It’s a freezing cold winter night, typical here in Dayton. You’re bundled up indoors, protected from the cold night air. Everything is quiet, settled down for the evening. Suddenly, you hear a large CRACK! It sounded like a rifle shot! Startled, you peek out your window and turn on the outdoor lights, but everything seems calm in your tree-filled backyard.
The next morning, you go outside to look for footprints, but none can be found. As you’re walking past one of your trees, however, you notice a large vertical gash in the trunk. That wasn’t there before.
Based on the information above, do you know what happened?
What are frost cracks?
Though the events mentioned might sound straight from the pages of a mystery novel, it’s actually a common natural occurrence here in the Midwest. The noise that was heard was the tree breaking from the cold. It caused the large split in the trunk, known as a frost crack.
So how does cold cause a tree to split apart like that?
Accomplice #1 – the sun. During the day, the sun shines on the exposed tree’s trunk, which is no longer shaded by its summertime foliage. Most common on trees with thinner bark, the sun warms the inner wood on the south or west side of the tree. It especially affects young trees, as their bark has not thickened much yet.
Accomplice #2 – clouds or nighttime. When the sun moves behind a cloud or sets for the evening, the outdoor temperature drops, causing the bark to shrink. The inner wood, however, takes longer to adjust to the temperature change and stays warm for longer. Remember, there is water flowing through the tree, just like blood flows through our veins. The water in the bark freezes and makes the bark contract, while the water in the inner wood is still flowing. The difference in the water temperatures causes a contraction, causing the bark AND the wood to split.

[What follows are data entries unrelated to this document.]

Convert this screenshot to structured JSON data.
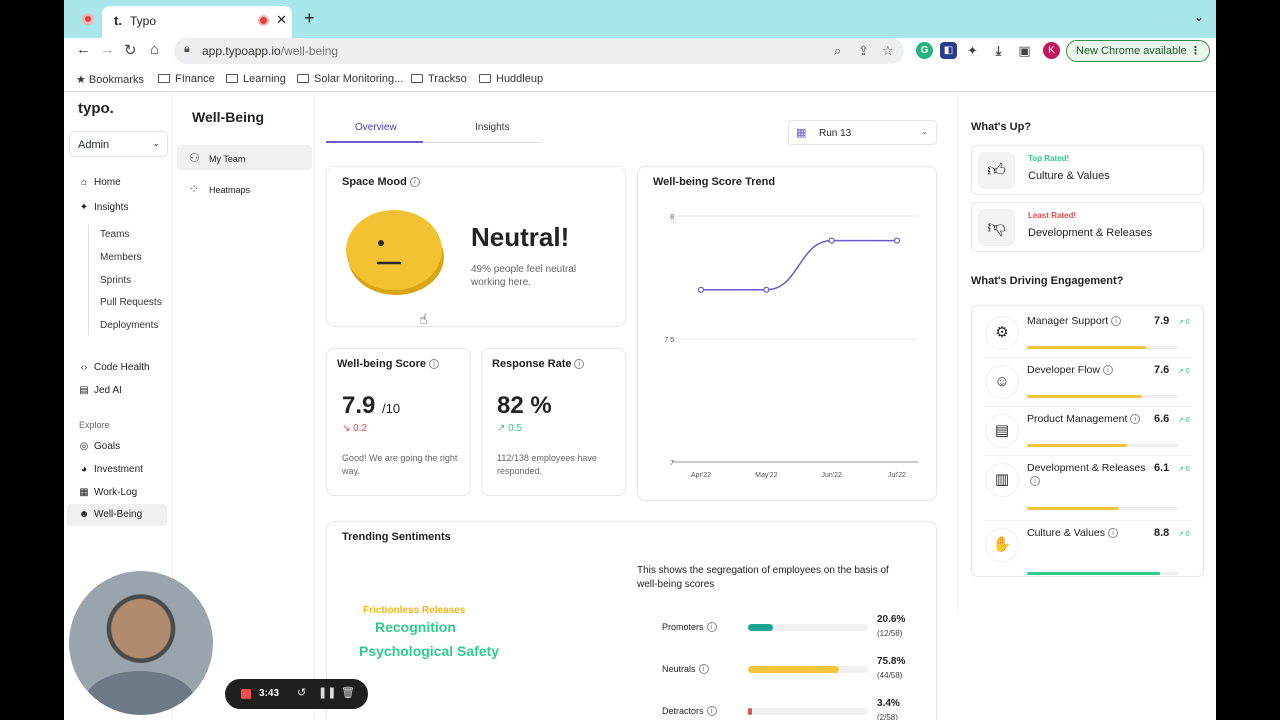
{
  "browser": {
    "tab_title": "Typo",
    "tab_favicon": "t.",
    "url_host": "app.typoapp.io",
    "url_path": "/well-being",
    "chrome_available": "New Chrome available",
    "profile_initial": "K",
    "bookmarks": [
      "Bookmarks",
      "FInance",
      "Learning",
      "Solar Monitoring...",
      "Trackso",
      "Huddleup"
    ]
  },
  "app": {
    "logo": "typo.",
    "role_select": "Admin",
    "nav": {
      "home": "Home",
      "insights": "Insights",
      "insights_children": [
        "Teams",
        "Members",
        "Sprints",
        "Pull Requests",
        "Deployments"
      ],
      "code_health": "Code Health",
      "jed_ai": "Jed AI",
      "explore_label": "Explore",
      "goals": "Goals",
      "investment": "Investment",
      "work_log": "Work-Log",
      "well_being": "Well-Being"
    },
    "subnav": {
      "title": "Well-Being",
      "my_team": "My Team",
      "heatmaps": "Heatmaps"
    }
  },
  "main": {
    "tabs": [
      "Overview",
      "Insights"
    ],
    "run_select": "Run 13",
    "space_mood": {
      "title": "Space Mood",
      "label": "Neutral!",
      "description": "49% people feel neutral working here."
    },
    "wellbeing_score": {
      "title": "Well-being Score",
      "value": "7.9",
      "denominator": "/10",
      "delta": "↘ 0.2",
      "note": "Good! We are going the right way."
    },
    "response_rate": {
      "title": "Response Rate",
      "value": "82 %",
      "delta": "↗ 0.5",
      "note": "112/138 employees have responded."
    },
    "trend": {
      "title": "Well-being Score Trend"
    },
    "sentiments": {
      "title": "Trending Sentiments",
      "words": [
        "Frictionless Releases",
        "Recognition",
        "Psychological Safety"
      ],
      "description": "This shows the segregation of employees on the basis of well-being scores",
      "segments": [
        {
          "label": "Promoters",
          "pct": "20.6%",
          "count": "(12/58)",
          "value": 0.206,
          "color": "#1aa594"
        },
        {
          "label": "Neutrals",
          "pct": "75.8%",
          "count": "(44/58)",
          "value": 0.758,
          "color": "#f2c53d"
        },
        {
          "label": "Detractors",
          "pct": "3.4%",
          "count": "(2/58)",
          "value": 0.034,
          "color": "#e94b4b"
        }
      ]
    }
  },
  "right": {
    "whats_up": "What's Up?",
    "top_rated_tag": "Top Rated!",
    "top_rated": "Culture & Values",
    "least_rated_tag": "Least Rated!",
    "least_rated": "Development & Releases",
    "driving_title": "What's Driving Engagement?",
    "drivers": [
      {
        "name": "Manager Support",
        "score": "7.9",
        "change": "↗ 0",
        "value": 7.9,
        "color": "#f2c53d"
      },
      {
        "name": "Developer Flow",
        "score": "7.6",
        "change": "↗ 0",
        "value": 7.6,
        "color": "#f2c53d"
      },
      {
        "name": "Product Management",
        "score": "6.6",
        "change": "↗ 0",
        "value": 6.6,
        "color": "#f2c53d"
      },
      {
        "name": "Development & Releases",
        "score": "6.1",
        "change": "↗ 0",
        "value": 6.1,
        "color": "#f2c53d"
      },
      {
        "name": "Culture & Values",
        "score": "8.8",
        "change": "↗ 0",
        "value": 8.8,
        "color": "#2ecc8a"
      }
    ]
  },
  "recorder": {
    "time": "3:43"
  },
  "chart_data": {
    "type": "line",
    "title": "Well-being Score Trend",
    "x": [
      "Apr'22",
      "May'22",
      "Jun'22",
      "Jul'22"
    ],
    "series": [
      {
        "values": [
          7.7,
          7.7,
          7.9,
          7.9
        ]
      }
    ],
    "yticks": [
      "8",
      "7.5",
      "7"
    ],
    "ylim": [
      7,
      8
    ],
    "color": "#6a5acd",
    "grid": true
  }
}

The split is sudden and loud, which is why the noise has often been compared to a rifle shot.
Frost cracks most often happen after cold, sunny days.
Which trees are likely to suffer from frost crack damage?
As most people don’t check on their trees during the cold winter months, you may not notice the gash in your tree until spring. If, however, you’re concerned that your trees may be susceptible to frost cracks, here are some trees in the Dayton area that are commonly afflicted (along with any type of young tree):
- London plane
- Horse chestnut
- Goldenrain tree
For young and susceptible trees, you may want to wrap the tree trunks in the fall to prevent this kind of injury – just be sure to remove it right away in spring, or you’ll hamper the tree’s growth.
What should I do if I find a frost crack?
Whether in the winter or spring, if you notice a large vertical crack in your trees, it is probably a frost crack. During the spring and summer months, the crack won’t be as wide as the tree tries to heal itself. The tree will also produce “reaction wood” to try to seal up the wound.
Keeping your trees healthy so that they can deal with these wounds is important, so focus on keeping them well-watered and pruned for health. Because of the crack, insects, fungi, and diseases can easily make their way inside the tree, so keep an eye out for any signs of distress.
Frost cracks tend to widen each winter and then close up in the spring, so if you notice it getting wider during the colder months, this is to be expected.
If you’re concerned about the health of your tree due to a frost crack, schedule a consultation with us so we can check if any treatment options are necessary.
And the next time you hear a loud noise, be sure to check your tree for frost crack injuries!